Full text of Voiceless, AL, AWLA and CIWF advertisement in yesterday’s Australian
An Open Letter to the Australian Public
ABC’s Four Corners report on the greyhound racing industry reaffirmed why undercover investigations are absolutely necessary in detecting and prosecuting animal cruelty in Australia. Without activist footage, the culture of cruelty and widespread use of live baiting in the greyhound racing industry would have continued unchecked.
Alarmingly, a dangerous new bill has been introduced into the Senate that will, in our opinion, stifle such investigations into how major animal industries operate in this country.
This Bill could have significant ramifications for animals on factory farms, puppy farms and potentially in other animal industries such as greyhound racing.
Specifically, Liberal Senator Chris Back has put forward a Bill which imposes criminal penalties on anyone who records evidence of malicious cruelty without reporting this to authorities within one business day. This Bill is now open for public comment.
Often, long term investigations are required to uncover systemic animal abuse across multiple facilities.
The mandatory reporting requirements under this Bill reduce the capacity to gather evidence and build a case. It also has the potential to characterise incidents of malicious animal cruelty as ‘one offs’.
Under this Bill, the recent expose of animal cruelty within the greyhound racing industry would have likely been a criminal act.
From an animal welfare perspective, the operation of this proposed Bill is backwards: It could target undercover investigators and whistleblowers who expose illegal acts of animal cruelty, rather than the perpetrators of that cruelty. Colloquially known as ‘ag-gag’, in our view this Bill has nothing to do with animal protection.

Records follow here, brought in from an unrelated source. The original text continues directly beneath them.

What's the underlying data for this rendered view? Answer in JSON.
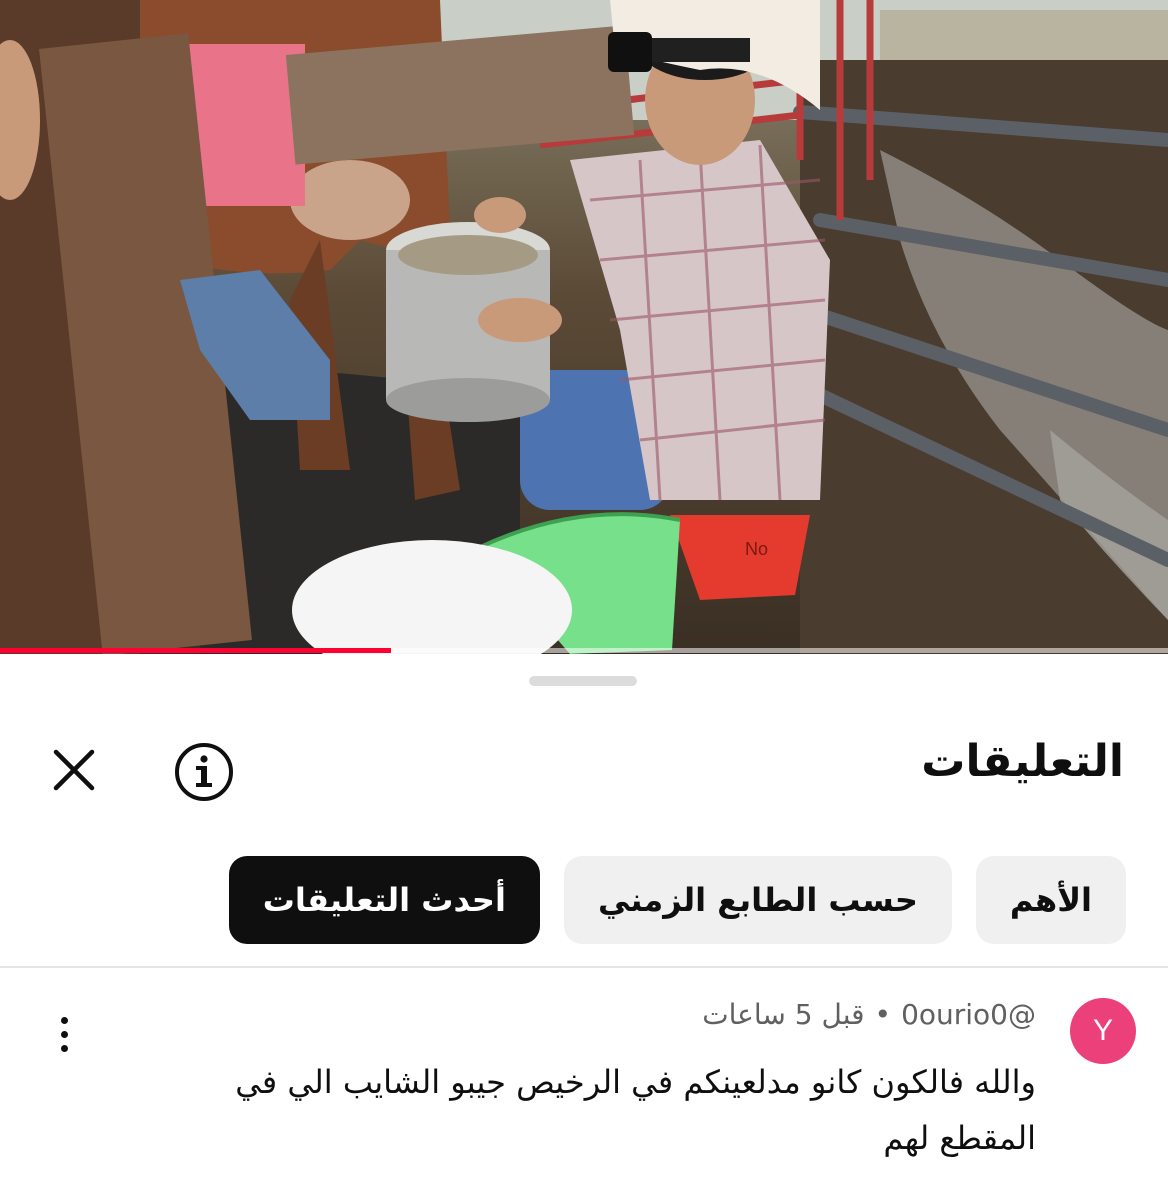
{
  "video": {
    "progress": 0.335,
    "scene": {
      "bucket_mark": "No"
    }
  },
  "sheet": {
    "title": "التعليقات",
    "close_icon": "close-icon",
    "info_icon": "info-icon"
  },
  "filters": [
    {
      "label": "الأهم",
      "active": false
    },
    {
      "label": "حسب الطابع الزمني",
      "active": false
    },
    {
      "label": "أحدث التعليقات",
      "active": true
    }
  ],
  "comment": {
    "avatar_letter": "Y",
    "avatar_color": "#ec407a",
    "username": "@0ourio0",
    "separator": "•",
    "time": "قبل 5 ساعات",
    "text": "والله فالكون كانو مدلعينكم في الرخيص جيبو الشايب الي في المقطع لهم"
  },
  "colors": {
    "accent": "#ff0033",
    "chip_active_bg": "#0f0f0f",
    "chip_bg": "#f0f0f0"
  }
}
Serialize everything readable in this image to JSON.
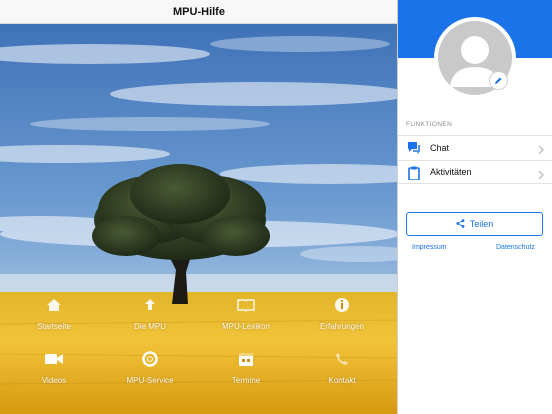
{
  "navbar": {
    "title": "MPU-Hilfe"
  },
  "grid": {
    "tiles": [
      {
        "label": "Startseite",
        "icon": "home-icon"
      },
      {
        "label": "Die MPU",
        "icon": "upload-icon"
      },
      {
        "label": "MPU-Lexikon",
        "icon": "book-icon"
      },
      {
        "label": "Erfahrungen",
        "icon": "info-icon"
      },
      {
        "label": "Videos",
        "icon": "video-icon"
      },
      {
        "label": "MPU-Service",
        "icon": "lifebuoy-icon"
      },
      {
        "label": "Termine",
        "icon": "calendar-icon"
      },
      {
        "label": "Kontakt",
        "icon": "phone-icon"
      }
    ]
  },
  "sidepanel": {
    "section_label": "FUNKTIONEN",
    "menu": [
      {
        "label": "Chat",
        "icon": "chat-icon"
      },
      {
        "label": "Aktivitäten",
        "icon": "clipboard-icon"
      }
    ],
    "share_label": "Teilen",
    "footer": {
      "impressum": "Impressum",
      "datenschutz": "Datenschutz"
    }
  },
  "colors": {
    "accent": "#1a73e8",
    "header_bg": "#f8f8f8",
    "avatar_gray": "#c9c9c9"
  }
}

We respectfully ask you, as Australian citizens who will be impacted by this legislation, to contact your local state and federal MPs or email the Senate Committee [email protected] with your opposition to ag gag laws by 12 March.